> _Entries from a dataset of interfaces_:
========

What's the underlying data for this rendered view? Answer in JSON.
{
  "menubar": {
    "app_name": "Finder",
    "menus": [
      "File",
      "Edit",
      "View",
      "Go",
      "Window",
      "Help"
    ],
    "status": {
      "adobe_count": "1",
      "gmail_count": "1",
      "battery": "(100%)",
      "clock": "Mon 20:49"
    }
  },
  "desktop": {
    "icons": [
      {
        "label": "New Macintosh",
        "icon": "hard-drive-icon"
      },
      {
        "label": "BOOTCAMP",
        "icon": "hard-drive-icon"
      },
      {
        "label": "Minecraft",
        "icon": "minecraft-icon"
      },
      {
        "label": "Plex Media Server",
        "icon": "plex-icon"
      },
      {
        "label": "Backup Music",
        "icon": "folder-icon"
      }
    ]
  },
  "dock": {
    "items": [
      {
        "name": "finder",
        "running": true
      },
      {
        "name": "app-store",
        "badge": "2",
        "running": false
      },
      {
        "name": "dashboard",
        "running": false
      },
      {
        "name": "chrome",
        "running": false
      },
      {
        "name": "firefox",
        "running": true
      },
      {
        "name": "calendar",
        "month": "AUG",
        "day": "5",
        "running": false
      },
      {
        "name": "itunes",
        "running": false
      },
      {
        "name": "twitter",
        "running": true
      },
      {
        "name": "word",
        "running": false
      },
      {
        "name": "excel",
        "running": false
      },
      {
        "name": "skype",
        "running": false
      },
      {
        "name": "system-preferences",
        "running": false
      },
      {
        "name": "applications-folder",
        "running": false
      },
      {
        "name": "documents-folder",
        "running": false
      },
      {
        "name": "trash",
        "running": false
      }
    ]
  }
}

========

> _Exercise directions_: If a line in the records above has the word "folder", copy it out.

> _The completed task_:
        "icon": "folder-icon"
        "name": "applications-folder",
        "name": "documents-folder",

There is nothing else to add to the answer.